However, since the Taliban seized power, ISIS or the Islamic State terrorists have launched more than 30 attacks in Afghanistan, The National reported.
ISIS, an enemy of the Taliban, has claimed responsibility for several recent attacks, including the Oct. 8 suicide bombing that killed 46 minority Shiite Muslims. Washington considers ISIS its greatest terrorist threat emanating from Afghanistan.
A readout of the G20 meeting said leaders were deeply concerned about the crisis unfolding in the country and emphasized continued humanitarian support.
“They demand the Taliban allow unimpeded access for aid workers, uphold human rights especially for women and girls, and that it allow those who want to leave to be able to do so,” the readout said.
It was revealed earlier this week at an Australian senate inquiry that 100,000 Afghan nationals have sought humanitarian visas from Australia, with 26,000 applications in just the last seven weeks.
Australia evacuated 4,100 people from Afghanistan since the Taliban takeover in August.
The G20 meeting also called on the Taliban to not allow Afghanistan to become a haven for terrorists.
“Several (leaders) called for a unified stance, especially on messages to the Taliban, and a number noted that to get things done, they had to deal with the Taliban but that this did not constitute recognition,” the readout said.

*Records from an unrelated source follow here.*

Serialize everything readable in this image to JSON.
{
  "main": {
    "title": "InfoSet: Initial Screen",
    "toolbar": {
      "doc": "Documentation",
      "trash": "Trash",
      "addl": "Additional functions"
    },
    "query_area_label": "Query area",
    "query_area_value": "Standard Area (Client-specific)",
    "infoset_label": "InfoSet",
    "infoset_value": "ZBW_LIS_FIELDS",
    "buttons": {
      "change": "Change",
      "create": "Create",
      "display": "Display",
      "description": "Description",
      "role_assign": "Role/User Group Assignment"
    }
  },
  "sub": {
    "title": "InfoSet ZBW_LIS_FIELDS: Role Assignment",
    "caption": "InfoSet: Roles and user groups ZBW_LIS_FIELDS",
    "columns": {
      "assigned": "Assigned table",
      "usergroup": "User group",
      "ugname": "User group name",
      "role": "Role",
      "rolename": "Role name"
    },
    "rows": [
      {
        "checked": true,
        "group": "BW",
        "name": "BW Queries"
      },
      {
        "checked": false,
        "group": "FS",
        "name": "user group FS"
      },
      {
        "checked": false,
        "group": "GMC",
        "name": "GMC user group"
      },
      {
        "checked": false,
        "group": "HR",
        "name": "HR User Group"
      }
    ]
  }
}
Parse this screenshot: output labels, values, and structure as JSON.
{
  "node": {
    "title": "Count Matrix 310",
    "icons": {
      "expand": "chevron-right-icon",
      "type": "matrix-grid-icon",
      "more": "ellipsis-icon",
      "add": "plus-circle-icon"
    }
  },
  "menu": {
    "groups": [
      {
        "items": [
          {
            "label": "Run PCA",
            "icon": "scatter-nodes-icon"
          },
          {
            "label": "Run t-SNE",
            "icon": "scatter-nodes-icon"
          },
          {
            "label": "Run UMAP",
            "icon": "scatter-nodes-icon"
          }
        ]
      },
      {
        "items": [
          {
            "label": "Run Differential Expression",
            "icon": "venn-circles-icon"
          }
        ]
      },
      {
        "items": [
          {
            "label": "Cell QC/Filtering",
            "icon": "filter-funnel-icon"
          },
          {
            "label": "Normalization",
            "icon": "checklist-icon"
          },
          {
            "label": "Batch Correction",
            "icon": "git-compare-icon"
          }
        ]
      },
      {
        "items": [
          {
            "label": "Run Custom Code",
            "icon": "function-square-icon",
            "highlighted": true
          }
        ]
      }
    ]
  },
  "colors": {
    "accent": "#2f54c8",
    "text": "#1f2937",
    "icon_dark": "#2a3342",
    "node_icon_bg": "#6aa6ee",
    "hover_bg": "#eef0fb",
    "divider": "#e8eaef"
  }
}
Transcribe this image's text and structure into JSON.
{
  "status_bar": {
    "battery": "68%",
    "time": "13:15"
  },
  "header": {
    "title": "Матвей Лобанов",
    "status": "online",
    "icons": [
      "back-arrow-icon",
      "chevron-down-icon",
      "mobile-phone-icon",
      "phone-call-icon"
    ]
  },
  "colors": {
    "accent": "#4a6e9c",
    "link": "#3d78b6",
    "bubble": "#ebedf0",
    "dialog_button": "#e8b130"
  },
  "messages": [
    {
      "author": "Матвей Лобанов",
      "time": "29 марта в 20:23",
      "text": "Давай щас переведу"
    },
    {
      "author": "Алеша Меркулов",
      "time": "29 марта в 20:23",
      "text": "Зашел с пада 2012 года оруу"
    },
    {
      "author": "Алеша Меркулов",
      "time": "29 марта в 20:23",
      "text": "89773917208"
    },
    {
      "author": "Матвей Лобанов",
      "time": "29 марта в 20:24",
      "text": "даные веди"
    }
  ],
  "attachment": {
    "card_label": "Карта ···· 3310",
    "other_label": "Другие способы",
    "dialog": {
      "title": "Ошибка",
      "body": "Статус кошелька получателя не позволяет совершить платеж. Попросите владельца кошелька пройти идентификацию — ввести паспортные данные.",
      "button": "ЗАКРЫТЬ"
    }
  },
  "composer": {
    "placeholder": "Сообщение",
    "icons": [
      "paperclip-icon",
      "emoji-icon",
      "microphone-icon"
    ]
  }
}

Morrison said ahead of the meeting that a coordinated approach from leaders was needed for Afghanistan.
“I stand with G20 members in supporting international agencies delivering much needed humanitarian assistance on the ground,” he said. “Australia is committed to helping Afghanistan build a stable and secure future.”
U.S. Delegates Meet Taliban in Doha
This comes after the United States pledged to provide aid directly to the Afghan people while refusing to give political recognition to the Taliban, according to NPR.
On Oct. 10, the U.S. Department of State spokesman Ned Price released a statement after U.S. officials met with “senior Taliban representatives” in Doha, Qatar, on Oct. 9 and 10 for their first direct talks since the U.S. troops withdrew at the end of August.
The former enemies discussed the United States providing “robust humanitarian assistance, directly to the Afghan people.”
The talks also focussed on security and terrorism concerns and safe passage for U.S. citizens, other foreign nationals, and the United States’ Afghan partners.
The United States also highlighted human rights concerns in Afghanistan, including “the meaningful participation of women and girls in all aspects of Afghan society,” Price said.
“The discussions were candid and professional with the U.S. delegation reiterating that the Taliban will be judged on its actions, not only its words.”
Taliban political spokesman Suhail Shaheen said that the movement’s interim foreign minister assured the United States during the talks that the Taliban is committed to seeing that extremists do not use Afghanistan to launch attacks against other countries.
NPR reported that the Taliban said the talks in Doha, Qatar, had “gone well,” with the United States not tying any aid to official recognition of the Taliban’s rule.
AAOP contributed to this report.